The House's aversion to early voting is hard to understand. If House members are worried about voter fraud, their voter ID requirement should assuage those concerns. No one would be able to vote early without showing the appropriate ID.
This year's voter ID bill would require voters to present a valid driver's license, Department of Motor Vehicles photo identification card, military ID containing a photo issued by the federal government or passport. Under current law, a voter can show a voter registration card or driver's license to vote.
Voters lacking an acceptable form of identification would be allowed to get a DMV photo identification card for free in order to be able to vote, the bill states. According to the election commission, 178,000 South Carolina registered voters do not have a driver's license or photographic identification card.

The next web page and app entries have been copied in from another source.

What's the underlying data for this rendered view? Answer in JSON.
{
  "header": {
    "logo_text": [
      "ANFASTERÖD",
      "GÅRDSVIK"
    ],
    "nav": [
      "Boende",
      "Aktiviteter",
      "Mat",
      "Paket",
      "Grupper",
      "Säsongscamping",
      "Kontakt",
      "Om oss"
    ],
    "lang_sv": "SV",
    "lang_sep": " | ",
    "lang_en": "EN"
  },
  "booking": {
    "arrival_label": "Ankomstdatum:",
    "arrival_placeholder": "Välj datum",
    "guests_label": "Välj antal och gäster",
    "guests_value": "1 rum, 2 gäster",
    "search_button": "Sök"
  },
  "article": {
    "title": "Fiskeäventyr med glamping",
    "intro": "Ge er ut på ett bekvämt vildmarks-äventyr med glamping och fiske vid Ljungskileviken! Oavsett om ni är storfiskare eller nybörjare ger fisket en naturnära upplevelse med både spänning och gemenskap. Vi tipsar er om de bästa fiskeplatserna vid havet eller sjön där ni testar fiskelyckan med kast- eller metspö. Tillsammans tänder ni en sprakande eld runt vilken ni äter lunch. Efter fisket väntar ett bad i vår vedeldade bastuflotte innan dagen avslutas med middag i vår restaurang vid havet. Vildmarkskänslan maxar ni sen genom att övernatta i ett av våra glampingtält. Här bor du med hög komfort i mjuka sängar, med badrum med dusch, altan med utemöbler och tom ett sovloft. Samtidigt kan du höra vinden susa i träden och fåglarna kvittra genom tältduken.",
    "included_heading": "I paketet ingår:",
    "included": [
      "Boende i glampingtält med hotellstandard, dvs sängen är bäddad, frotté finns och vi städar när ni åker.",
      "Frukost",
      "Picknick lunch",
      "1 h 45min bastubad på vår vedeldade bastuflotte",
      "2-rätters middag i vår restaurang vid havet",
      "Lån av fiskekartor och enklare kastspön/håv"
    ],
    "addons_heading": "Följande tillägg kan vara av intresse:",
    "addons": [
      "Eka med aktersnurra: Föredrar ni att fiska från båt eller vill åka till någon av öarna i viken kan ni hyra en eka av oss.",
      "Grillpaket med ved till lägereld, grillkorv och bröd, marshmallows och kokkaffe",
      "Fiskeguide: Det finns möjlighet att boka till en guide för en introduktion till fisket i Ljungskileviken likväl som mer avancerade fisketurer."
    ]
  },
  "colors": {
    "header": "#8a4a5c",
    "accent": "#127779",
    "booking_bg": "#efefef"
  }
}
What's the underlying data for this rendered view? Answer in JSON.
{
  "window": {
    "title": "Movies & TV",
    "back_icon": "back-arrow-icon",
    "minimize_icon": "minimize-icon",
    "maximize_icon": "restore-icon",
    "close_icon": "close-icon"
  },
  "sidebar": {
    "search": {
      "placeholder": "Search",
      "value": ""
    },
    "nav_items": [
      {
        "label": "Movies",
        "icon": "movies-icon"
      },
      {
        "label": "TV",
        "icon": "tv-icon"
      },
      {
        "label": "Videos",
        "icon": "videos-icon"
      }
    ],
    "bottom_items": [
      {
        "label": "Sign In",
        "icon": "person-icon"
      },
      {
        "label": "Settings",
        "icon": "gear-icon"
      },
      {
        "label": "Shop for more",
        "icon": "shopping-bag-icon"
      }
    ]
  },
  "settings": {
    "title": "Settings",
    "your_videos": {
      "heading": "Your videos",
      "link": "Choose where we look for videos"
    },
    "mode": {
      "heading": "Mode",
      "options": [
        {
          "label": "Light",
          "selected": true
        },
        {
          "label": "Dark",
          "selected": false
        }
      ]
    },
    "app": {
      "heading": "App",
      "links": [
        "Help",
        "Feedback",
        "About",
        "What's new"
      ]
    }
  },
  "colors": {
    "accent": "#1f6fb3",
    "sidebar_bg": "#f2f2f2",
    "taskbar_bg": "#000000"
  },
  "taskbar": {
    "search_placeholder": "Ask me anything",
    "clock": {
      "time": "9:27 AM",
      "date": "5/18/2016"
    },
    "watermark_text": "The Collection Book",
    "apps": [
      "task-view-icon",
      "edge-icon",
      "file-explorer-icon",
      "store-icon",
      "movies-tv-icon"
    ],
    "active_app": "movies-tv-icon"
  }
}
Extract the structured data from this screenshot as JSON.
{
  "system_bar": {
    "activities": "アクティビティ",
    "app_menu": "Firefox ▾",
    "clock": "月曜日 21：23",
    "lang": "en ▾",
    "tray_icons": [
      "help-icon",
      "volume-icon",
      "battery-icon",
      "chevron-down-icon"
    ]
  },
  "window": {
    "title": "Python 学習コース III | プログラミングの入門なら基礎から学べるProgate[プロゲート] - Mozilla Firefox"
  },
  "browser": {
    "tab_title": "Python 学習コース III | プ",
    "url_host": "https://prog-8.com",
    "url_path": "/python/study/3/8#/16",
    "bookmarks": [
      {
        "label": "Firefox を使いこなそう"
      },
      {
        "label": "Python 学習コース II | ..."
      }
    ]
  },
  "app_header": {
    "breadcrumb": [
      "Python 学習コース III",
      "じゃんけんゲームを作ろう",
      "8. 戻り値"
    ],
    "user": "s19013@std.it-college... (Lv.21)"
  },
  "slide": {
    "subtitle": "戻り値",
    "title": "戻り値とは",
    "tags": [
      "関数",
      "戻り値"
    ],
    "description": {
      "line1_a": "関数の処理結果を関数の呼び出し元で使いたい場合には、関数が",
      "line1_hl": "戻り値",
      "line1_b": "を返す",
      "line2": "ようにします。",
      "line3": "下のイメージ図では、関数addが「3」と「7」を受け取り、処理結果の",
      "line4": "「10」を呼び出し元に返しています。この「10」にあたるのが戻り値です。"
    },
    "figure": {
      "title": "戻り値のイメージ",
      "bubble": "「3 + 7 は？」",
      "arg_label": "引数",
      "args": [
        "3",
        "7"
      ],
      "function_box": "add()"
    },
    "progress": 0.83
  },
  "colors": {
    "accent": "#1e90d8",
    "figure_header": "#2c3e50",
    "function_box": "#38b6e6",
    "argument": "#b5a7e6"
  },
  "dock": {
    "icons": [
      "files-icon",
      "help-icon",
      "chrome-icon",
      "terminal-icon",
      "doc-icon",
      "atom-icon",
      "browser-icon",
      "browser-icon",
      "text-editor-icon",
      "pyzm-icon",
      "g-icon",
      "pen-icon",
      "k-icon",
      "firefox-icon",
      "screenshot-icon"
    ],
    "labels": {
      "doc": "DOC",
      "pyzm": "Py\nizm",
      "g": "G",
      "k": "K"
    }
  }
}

Voters without a required ID would be allowed to vote a provisional ballot and would have to prove who they are within two days.
If signed into law, the measure will have to be cleared by the U.S. Justice Department under the Voting Rights Act before it can be implemented.
Critics say it will make it harder for some people to vote, including students, the disabled and the poor. That criticism could be offset by the early-voting measure, which would make it easier for many people to vote.
Lawmakers can show that the voter ID bill is not about discouraging voting by supporting a measure that offers greater opportunity to vote.
The House now has its "clean" voter ID bill; it should pass the Senate early voting bill.